---------- DATA PROVIDED

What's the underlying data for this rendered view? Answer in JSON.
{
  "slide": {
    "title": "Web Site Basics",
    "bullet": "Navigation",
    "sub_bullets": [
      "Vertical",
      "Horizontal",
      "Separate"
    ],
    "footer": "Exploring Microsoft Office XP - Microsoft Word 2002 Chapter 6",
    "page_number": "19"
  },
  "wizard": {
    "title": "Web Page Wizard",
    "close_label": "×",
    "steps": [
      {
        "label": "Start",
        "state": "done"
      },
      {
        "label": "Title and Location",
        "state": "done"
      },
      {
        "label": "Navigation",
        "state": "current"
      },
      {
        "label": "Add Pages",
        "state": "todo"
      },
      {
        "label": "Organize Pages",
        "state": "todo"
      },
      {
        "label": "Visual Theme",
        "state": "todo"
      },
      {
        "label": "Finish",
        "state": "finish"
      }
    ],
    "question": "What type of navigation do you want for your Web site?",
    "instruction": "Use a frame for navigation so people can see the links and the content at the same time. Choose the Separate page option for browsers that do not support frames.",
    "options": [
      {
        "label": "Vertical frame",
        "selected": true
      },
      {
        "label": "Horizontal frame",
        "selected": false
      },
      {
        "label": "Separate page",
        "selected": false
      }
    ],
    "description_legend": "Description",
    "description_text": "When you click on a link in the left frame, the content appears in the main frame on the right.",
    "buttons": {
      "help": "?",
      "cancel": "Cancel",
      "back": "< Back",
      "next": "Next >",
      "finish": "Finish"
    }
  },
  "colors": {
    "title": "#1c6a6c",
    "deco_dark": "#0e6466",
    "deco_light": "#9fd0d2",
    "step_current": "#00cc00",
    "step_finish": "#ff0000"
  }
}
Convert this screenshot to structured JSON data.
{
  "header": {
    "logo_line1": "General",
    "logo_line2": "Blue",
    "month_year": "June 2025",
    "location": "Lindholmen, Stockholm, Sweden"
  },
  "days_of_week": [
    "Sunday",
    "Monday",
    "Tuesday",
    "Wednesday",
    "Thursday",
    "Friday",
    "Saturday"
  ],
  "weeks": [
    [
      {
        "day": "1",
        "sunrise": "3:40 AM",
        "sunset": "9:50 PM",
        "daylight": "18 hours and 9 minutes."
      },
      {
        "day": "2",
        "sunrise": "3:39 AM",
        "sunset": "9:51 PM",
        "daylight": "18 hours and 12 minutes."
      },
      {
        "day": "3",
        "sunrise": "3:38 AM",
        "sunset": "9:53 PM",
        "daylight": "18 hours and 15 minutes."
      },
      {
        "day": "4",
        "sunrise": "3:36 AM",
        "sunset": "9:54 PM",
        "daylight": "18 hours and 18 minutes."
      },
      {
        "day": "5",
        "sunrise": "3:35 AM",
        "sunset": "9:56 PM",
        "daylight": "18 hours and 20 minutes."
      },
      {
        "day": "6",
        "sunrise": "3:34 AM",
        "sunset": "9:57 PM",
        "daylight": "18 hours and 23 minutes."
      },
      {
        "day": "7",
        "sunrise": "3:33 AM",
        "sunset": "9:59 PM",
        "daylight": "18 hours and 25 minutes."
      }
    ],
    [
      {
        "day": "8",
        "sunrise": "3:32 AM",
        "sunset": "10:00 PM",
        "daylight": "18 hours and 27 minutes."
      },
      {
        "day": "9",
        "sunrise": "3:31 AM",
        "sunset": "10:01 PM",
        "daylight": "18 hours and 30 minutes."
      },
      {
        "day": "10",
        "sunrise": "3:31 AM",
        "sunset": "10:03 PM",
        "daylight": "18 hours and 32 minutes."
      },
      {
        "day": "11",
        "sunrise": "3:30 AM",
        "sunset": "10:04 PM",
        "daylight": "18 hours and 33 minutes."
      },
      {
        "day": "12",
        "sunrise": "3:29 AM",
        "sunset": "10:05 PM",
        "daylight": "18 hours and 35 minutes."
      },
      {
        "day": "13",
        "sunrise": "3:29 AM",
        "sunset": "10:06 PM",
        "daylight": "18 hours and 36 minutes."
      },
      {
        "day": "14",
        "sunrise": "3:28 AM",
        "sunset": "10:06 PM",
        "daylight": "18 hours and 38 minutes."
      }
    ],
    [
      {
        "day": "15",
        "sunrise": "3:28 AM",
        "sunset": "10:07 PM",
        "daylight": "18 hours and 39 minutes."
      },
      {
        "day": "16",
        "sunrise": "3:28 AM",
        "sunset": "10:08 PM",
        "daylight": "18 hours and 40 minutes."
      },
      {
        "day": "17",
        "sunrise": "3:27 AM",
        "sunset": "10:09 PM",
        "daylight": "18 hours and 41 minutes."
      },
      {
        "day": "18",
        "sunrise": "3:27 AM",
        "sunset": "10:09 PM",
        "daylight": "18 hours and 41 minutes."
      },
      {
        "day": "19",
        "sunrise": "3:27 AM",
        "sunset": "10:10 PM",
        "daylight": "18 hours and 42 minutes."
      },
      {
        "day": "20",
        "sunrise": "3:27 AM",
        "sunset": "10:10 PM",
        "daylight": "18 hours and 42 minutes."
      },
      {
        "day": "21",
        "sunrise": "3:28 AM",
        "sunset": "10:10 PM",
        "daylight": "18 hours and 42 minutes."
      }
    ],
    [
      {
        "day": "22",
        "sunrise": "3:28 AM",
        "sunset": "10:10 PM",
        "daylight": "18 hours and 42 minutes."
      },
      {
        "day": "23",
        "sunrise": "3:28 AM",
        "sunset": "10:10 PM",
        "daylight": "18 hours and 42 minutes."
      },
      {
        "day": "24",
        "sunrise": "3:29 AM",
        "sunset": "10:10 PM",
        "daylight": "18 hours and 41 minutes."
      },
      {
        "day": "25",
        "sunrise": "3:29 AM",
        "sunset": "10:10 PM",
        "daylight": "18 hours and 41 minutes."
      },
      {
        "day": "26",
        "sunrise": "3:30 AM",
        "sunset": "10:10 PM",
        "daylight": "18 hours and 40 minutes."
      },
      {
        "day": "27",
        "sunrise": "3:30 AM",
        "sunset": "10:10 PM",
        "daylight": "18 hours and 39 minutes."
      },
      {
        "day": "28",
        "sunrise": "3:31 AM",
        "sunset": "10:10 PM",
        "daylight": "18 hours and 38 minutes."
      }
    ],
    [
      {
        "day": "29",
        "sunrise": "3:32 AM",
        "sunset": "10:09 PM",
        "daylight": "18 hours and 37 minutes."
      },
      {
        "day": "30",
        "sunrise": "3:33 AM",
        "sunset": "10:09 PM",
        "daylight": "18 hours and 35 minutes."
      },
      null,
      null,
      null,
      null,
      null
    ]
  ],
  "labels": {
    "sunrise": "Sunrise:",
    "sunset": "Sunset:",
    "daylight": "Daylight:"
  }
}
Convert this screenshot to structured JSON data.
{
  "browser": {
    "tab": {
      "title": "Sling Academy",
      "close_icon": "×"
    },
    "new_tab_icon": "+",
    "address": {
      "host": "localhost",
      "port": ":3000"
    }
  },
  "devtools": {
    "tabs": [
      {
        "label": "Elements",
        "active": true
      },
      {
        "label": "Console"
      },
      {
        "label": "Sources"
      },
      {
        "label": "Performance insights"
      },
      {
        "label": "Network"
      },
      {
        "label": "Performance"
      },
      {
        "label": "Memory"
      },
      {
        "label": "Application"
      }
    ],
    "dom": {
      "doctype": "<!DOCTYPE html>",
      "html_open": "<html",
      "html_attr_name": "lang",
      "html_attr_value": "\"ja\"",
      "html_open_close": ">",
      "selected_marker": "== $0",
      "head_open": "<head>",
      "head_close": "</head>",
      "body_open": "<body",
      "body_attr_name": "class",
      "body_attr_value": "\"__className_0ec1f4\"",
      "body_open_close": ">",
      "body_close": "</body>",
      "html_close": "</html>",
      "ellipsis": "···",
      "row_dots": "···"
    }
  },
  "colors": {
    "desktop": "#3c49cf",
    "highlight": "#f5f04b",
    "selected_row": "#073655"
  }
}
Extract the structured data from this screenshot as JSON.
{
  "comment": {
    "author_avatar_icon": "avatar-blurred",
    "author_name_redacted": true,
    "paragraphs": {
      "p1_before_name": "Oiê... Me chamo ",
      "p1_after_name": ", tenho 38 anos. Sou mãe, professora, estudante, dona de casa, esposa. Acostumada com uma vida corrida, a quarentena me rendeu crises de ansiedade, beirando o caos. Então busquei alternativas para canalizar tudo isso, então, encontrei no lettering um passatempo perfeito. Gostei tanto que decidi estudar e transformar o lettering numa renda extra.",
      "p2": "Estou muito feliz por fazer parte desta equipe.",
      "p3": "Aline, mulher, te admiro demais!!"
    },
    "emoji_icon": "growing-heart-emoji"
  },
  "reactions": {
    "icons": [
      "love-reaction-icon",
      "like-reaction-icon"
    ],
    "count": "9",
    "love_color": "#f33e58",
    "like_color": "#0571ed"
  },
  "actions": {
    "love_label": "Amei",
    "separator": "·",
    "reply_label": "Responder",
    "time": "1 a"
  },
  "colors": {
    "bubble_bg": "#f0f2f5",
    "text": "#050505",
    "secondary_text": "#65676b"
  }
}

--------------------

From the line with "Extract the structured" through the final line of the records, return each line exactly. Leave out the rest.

Extract the structured data from this screenshot as JSON.
{
  "comment": {
    "author_avatar_icon": "avatar-blurred",
    "author_name_redacted": true,
    "paragraphs": {
      "p1_before_name": "Oiê... Me chamo ",
      "p1_after_name": ", tenho 38 anos. Sou mãe, professora, estudante, dona de casa, esposa. Acostumada com uma vida corrida, a quarentena me rendeu crises de ansiedade, beirando o caos. Então busquei alternativas para canalizar tudo isso, então, encontrei no lettering um passatempo perfeito. Gostei tanto que decidi estudar e transformar o lettering numa renda extra.",
      "p2": "Estou muito feliz por fazer parte desta equipe.",
      "p3": "Aline, mulher, te admiro demais!!"
    },
    "emoji_icon": "growing-heart-emoji"
  },
  "reactions": {
    "icons": [
      "love-reaction-icon",
      "like-reaction-icon"
    ],
    "count": "9",
    "love_color": "#f33e58",
    "like_color": "#0571ed"
  },
  "actions": {
    "love_label": "Amei",
    "separator": "·",
    "reply_label": "Responder",
    "time": "1 a"
  },
  "colors": {
    "bubble_bg": "#f0f2f5",
    "text": "#050505",
    "secondary_text": "#65676b"
  }
}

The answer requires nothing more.